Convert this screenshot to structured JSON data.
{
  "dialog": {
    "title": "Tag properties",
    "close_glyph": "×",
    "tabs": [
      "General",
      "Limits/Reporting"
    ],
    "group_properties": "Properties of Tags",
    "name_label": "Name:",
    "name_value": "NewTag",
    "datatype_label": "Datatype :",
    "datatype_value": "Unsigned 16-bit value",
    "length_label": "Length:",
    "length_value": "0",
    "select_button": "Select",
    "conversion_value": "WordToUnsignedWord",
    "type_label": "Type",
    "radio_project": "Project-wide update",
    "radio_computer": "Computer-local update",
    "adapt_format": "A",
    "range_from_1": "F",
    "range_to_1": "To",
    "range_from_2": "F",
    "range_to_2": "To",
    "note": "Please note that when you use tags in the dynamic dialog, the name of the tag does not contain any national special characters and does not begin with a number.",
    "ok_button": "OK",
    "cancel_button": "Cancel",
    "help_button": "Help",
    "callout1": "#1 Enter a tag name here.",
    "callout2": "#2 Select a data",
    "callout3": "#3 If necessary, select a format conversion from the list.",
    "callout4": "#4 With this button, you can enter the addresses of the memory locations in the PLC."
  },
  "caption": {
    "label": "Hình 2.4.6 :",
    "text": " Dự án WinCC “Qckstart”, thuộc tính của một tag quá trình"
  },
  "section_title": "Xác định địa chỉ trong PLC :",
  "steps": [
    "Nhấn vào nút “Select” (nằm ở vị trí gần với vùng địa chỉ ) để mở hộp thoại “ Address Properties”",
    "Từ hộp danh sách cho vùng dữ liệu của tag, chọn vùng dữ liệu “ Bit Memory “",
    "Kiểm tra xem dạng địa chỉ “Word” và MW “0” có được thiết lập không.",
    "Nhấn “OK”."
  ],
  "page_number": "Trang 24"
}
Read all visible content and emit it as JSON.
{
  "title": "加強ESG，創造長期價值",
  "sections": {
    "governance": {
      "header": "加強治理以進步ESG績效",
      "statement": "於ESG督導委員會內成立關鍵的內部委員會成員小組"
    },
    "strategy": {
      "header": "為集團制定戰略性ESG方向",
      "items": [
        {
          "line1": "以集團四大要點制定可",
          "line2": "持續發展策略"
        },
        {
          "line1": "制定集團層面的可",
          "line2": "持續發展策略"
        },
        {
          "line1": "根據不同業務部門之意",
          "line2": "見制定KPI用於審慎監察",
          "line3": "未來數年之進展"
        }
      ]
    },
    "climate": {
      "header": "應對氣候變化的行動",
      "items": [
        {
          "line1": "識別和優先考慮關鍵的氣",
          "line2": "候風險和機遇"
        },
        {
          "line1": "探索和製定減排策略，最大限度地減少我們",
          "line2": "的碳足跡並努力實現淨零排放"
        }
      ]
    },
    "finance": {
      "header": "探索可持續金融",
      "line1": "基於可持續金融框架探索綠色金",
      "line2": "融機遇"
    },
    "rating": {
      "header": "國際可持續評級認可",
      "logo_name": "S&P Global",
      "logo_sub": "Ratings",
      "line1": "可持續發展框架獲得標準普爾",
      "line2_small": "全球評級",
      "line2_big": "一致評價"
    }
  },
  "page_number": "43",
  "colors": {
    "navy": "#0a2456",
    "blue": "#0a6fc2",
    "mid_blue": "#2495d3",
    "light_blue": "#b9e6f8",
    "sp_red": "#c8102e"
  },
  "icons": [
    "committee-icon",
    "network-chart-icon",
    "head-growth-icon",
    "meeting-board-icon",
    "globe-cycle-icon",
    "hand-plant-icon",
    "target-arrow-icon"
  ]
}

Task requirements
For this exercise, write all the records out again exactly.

Response for this exercise
Convert this screenshot to structured JSON data.
{
  "dialog": {
    "title": "Tag properties",
    "close_glyph": "×",
    "tabs": [
      "General",
      "Limits/Reporting"
    ],
    "group_properties": "Properties of Tags",
    "name_label": "Name:",
    "name_value": "NewTag",
    "datatype_label": "Datatype :",
    "datatype_value": "Unsigned 16-bit value",
    "length_label": "Length:",
    "length_value": "0",
    "select_button": "Select",
    "conversion_value": "WordToUnsignedWord",
    "type_label": "Type",
    "radio_project": "Project-wide update",
    "radio_computer": "Computer-local update",
    "adapt_format": "A",
    "range_from_1": "F",
    "range_to_1": "To",
    "range_from_2": "F",
    "range_to_2": "To",
    "note": "Please note that when you use tags in the dynamic dialog, the name of the tag does not contain any national special characters and does not begin with a number.",
    "ok_button": "OK",
    "cancel_button": "Cancel",
    "help_button": "Help",
    "callout1": "#1 Enter a tag name here.",
    "callout2": "#2 Select a data",
    "callout3": "#3 If necessary, select a format conversion from the list.",
    "callout4": "#4 With this button, you can enter the addresses of the memory locations in the PLC."
  },
  "caption": {
    "label": "Hình 2.4.6 :",
    "text": " Dự án WinCC “Qckstart”, thuộc tính của một tag quá trình"
  },
  "section_title": "Xác định địa chỉ trong PLC :",
  "steps": [
    "Nhấn vào nút “Select” (nằm ở vị trí gần với vùng địa chỉ ) để mở hộp thoại “ Address Properties”",
    "Từ hộp danh sách cho vùng dữ liệu của tag, chọn vùng dữ liệu “ Bit Memory “",
    "Kiểm tra xem dạng địa chỉ “Word” và MW “0” có được thiết lập không.",
    "Nhấn “OK”."
  ],
  "page_number": "Trang 24"
}
Read all visible content and emit it as JSON.
{
  "title": "加強ESG，創造長期價值",
  "sections": {
    "governance": {
      "header": "加強治理以進步ESG績效",
      "statement": "於ESG督導委員會內成立關鍵的內部委員會成員小組"
    },
    "strategy": {
      "header": "為集團制定戰略性ESG方向",
      "items": [
        {
          "line1": "以集團四大要點制定可",
          "line2": "持續發展策略"
        },
        {
          "line1": "制定集團層面的可",
          "line2": "持續發展策略"
        },
        {
          "line1": "根據不同業務部門之意",
          "line2": "見制定KPI用於審慎監察",
          "line3": "未來數年之進展"
        }
      ]
    },
    "climate": {
      "header": "應對氣候變化的行動",
      "items": [
        {
          "line1": "識別和優先考慮關鍵的氣",
          "line2": "候風險和機遇"
        },
        {
          "line1": "探索和製定減排策略，最大限度地減少我們",
          "line2": "的碳足跡並努力實現淨零排放"
        }
      ]
    },
    "finance": {
      "header": "探索可持續金融",
      "line1": "基於可持續金融框架探索綠色金",
      "line2": "融機遇"
    },
    "rating": {
      "header": "國際可持續評級認可",
      "logo_name": "S&P Global",
      "logo_sub": "Ratings",
      "line1": "可持續發展框架獲得標準普爾",
      "line2_small": "全球評級",
      "line2_big": "一致評價"
    }
  },
  "page_number": "43",
  "colors": {
    "navy": "#0a2456",
    "blue": "#0a6fc2",
    "mid_blue": "#2495d3",
    "light_blue": "#b9e6f8",
    "sp_red": "#c8102e"
  },
  "icons": [
    "committee-icon",
    "network-chart-icon",
    "head-growth-icon",
    "meeting-board-icon",
    "globe-cycle-icon",
    "hand-plant-icon",
    "target-arrow-icon"
  ]
}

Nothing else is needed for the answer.